Exercise goal ▸ Would you please output the records exactly as they appear below?

##########

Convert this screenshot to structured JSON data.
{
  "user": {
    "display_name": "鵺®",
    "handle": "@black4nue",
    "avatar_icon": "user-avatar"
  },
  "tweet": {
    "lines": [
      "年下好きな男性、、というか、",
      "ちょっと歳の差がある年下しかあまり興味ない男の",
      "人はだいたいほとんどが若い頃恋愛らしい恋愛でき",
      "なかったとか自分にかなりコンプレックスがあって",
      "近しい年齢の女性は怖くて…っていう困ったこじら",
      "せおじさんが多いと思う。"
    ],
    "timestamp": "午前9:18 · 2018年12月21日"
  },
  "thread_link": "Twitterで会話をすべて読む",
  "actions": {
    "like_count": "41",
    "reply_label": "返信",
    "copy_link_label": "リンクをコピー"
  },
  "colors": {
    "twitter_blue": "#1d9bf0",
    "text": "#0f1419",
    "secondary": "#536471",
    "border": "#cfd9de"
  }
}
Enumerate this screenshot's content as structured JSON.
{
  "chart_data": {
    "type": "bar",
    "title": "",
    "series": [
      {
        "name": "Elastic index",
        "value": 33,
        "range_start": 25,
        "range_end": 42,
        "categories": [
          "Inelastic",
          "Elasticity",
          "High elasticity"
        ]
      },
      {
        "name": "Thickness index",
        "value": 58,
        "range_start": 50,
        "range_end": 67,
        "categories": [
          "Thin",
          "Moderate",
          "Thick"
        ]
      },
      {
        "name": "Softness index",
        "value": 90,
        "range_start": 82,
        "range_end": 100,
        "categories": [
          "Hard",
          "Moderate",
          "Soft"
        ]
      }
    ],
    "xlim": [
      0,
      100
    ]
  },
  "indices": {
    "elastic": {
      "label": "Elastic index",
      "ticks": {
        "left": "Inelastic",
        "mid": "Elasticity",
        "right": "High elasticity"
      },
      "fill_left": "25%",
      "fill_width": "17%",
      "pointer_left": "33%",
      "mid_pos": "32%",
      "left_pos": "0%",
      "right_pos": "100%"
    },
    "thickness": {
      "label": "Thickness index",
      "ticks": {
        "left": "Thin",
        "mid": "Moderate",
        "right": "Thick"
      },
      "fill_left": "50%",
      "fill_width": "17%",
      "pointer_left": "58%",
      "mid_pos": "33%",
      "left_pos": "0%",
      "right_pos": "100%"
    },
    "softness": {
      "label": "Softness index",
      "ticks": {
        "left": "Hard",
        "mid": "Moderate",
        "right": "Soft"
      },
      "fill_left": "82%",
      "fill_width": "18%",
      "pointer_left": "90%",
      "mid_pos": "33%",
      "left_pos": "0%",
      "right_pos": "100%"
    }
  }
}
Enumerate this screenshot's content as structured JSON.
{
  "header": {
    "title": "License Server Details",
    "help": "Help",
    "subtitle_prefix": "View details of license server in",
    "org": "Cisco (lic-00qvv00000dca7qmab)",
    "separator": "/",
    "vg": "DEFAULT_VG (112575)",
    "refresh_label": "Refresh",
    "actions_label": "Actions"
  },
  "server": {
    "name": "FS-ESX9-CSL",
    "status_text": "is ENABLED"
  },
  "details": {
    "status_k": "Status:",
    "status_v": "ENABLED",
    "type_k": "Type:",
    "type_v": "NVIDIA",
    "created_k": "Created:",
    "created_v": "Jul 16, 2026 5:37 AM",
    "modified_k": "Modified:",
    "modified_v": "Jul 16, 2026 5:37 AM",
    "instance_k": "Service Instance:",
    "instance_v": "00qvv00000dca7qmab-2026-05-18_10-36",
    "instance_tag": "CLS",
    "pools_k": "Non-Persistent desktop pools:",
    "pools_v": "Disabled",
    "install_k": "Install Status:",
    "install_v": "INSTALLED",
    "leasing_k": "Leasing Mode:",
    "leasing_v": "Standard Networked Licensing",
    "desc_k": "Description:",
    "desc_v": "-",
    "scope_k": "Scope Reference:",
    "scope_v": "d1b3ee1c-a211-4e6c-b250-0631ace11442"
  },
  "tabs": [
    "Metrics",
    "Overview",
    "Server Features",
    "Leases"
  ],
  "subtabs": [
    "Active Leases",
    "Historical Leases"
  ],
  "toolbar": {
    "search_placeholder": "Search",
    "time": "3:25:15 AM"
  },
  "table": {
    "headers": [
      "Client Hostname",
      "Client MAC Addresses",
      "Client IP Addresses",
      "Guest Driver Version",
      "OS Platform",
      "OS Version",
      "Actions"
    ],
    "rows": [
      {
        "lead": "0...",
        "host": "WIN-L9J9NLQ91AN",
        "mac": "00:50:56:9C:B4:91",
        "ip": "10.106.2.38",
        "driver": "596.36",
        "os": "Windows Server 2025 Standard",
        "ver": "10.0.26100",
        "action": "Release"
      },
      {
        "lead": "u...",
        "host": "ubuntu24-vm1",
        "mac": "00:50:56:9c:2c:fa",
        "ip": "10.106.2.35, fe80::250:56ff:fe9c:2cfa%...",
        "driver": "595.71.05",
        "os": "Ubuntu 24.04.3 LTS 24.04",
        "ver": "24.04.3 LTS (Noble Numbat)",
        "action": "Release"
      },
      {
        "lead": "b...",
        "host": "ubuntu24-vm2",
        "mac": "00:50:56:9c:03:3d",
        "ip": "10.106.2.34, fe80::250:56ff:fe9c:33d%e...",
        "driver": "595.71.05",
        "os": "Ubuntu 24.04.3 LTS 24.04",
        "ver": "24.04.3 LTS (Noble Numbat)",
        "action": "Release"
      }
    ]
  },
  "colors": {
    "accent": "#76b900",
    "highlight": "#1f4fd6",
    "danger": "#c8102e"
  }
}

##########

Result for this task ▸
Convert this screenshot to structured JSON data.
{
  "user": {
    "display_name": "鵺®",
    "handle": "@black4nue",
    "avatar_icon": "user-avatar"
  },
  "tweet": {
    "lines": [
      "年下好きな男性、、というか、",
      "ちょっと歳の差がある年下しかあまり興味ない男の",
      "人はだいたいほとんどが若い頃恋愛らしい恋愛でき",
      "なかったとか自分にかなりコンプレックスがあって",
      "近しい年齢の女性は怖くて…っていう困ったこじら",
      "せおじさんが多いと思う。"
    ],
    "timestamp": "午前9:18 · 2018年12月21日"
  },
  "thread_link": "Twitterで会話をすべて読む",
  "actions": {
    "like_count": "41",
    "reply_label": "返信",
    "copy_link_label": "リンクをコピー"
  },
  "colors": {
    "twitter_blue": "#1d9bf0",
    "text": "#0f1419",
    "secondary": "#536471",
    "border": "#cfd9de"
  }
}
Enumerate this screenshot's content as structured JSON.
{
  "chart_data": {
    "type": "bar",
    "title": "",
    "series": [
      {
        "name": "Elastic index",
        "value": 33,
        "range_start": 25,
        "range_end": 42,
        "categories": [
          "Inelastic",
          "Elasticity",
          "High elasticity"
        ]
      },
      {
        "name": "Thickness index",
        "value": 58,
        "range_start": 50,
        "range_end": 67,
        "categories": [
          "Thin",
          "Moderate",
          "Thick"
        ]
      },
      {
        "name": "Softness index",
        "value": 90,
        "range_start": 82,
        "range_end": 100,
        "categories": [
          "Hard",
          "Moderate",
          "Soft"
        ]
      }
    ],
    "xlim": [
      0,
      100
    ]
  },
  "indices": {
    "elastic": {
      "label": "Elastic index",
      "ticks": {
        "left": "Inelastic",
        "mid": "Elasticity",
        "right": "High elasticity"
      },
      "fill_left": "25%",
      "fill_width": "17%",
      "pointer_left": "33%",
      "mid_pos": "32%",
      "left_pos": "0%",
      "right_pos": "100%"
    },
    "thickness": {
      "label": "Thickness index",
      "ticks": {
        "left": "Thin",
        "mid": "Moderate",
        "right": "Thick"
      },
      "fill_left": "50%",
      "fill_width": "17%",
      "pointer_left": "58%",
      "mid_pos": "33%",
      "left_pos": "0%",
      "right_pos": "100%"
    },
    "softness": {
      "label": "Softness index",
      "ticks": {
        "left": "Hard",
        "mid": "Moderate",
        "right": "Soft"
      },
      "fill_left": "82%",
      "fill_width": "18%",
      "pointer_left": "90%",
      "mid_pos": "33%",
      "left_pos": "0%",
      "right_pos": "100%"
    }
  }
}
Enumerate this screenshot's content as structured JSON.
{
  "header": {
    "title": "License Server Details",
    "help": "Help",
    "subtitle_prefix": "View details of license server in",
    "org": "Cisco (lic-00qvv00000dca7qmab)",
    "separator": "/",
    "vg": "DEFAULT_VG (112575)",
    "refresh_label": "Refresh",
    "actions_label": "Actions"
  },
  "server": {
    "name": "FS-ESX9-CSL",
    "status_text": "is ENABLED"
  },
  "details": {
    "status_k": "Status:",
    "status_v": "ENABLED",
    "type_k": "Type:",
    "type_v": "NVIDIA",
    "created_k": "Created:",
    "created_v": "Jul 16, 2026 5:37 AM",
    "modified_k": "Modified:",
    "modified_v": "Jul 16, 2026 5:37 AM",
    "instance_k": "Service Instance:",
    "instance_v": "00qvv00000dca7qmab-2026-05-18_10-36",
    "instance_tag": "CLS",
    "pools_k": "Non-Persistent desktop pools:",
    "pools_v": "Disabled",
    "install_k": "Install Status:",
    "install_v": "INSTALLED",
    "leasing_k": "Leasing Mode:",
    "leasing_v": "Standard Networked Licensing",
    "desc_k": "Description:",
    "desc_v": "-",
    "scope_k": "Scope Reference:",
    "scope_v": "d1b3ee1c-a211-4e6c-b250-0631ace11442"
  },
  "tabs": [
    "Metrics",
    "Overview",
    "Server Features",
    "Leases"
  ],
  "subtabs": [
    "Active Leases",
    "Historical Leases"
  ],
  "toolbar": {
    "search_placeholder": "Search",
    "time": "3:25:15 AM"
  },
  "table": {
    "headers": [
      "Client Hostname",
      "Client MAC Addresses",
      "Client IP Addresses",
      "Guest Driver Version",
      "OS Platform",
      "OS Version",
      "Actions"
    ],
    "rows": [
      {
        "lead": "0...",
        "host": "WIN-L9J9NLQ91AN",
        "mac": "00:50:56:9C:B4:91",
        "ip": "10.106.2.38",
        "driver": "596.36",
        "os": "Windows Server 2025 Standard",
        "ver": "10.0.26100",
        "action": "Release"
      },
      {
        "lead": "u...",
        "host": "ubuntu24-vm1",
        "mac": "00:50:56:9c:2c:fa",
        "ip": "10.106.2.35, fe80::250:56ff:fe9c:2cfa%...",
        "driver": "595.71.05",
        "os": "Ubuntu 24.04.3 LTS 24.04",
        "ver": "24.04.3 LTS (Noble Numbat)",
        "action": "Release"
      },
      {
        "lead": "b...",
        "host": "ubuntu24-vm2",
        "mac": "00:50:56:9c:03:3d",
        "ip": "10.106.2.34, fe80::250:56ff:fe9c:33d%e...",
        "driver": "595.71.05",
        "os": "Ubuntu 24.04.3 LTS 24.04",
        "ver": "24.04.3 LTS (Noble Numbat)",
        "action": "Release"
      }
    ]
  },
  "colors": {
    "accent": "#76b900",
    "highlight": "#1f4fd6",
    "danger": "#c8102e"
  }
}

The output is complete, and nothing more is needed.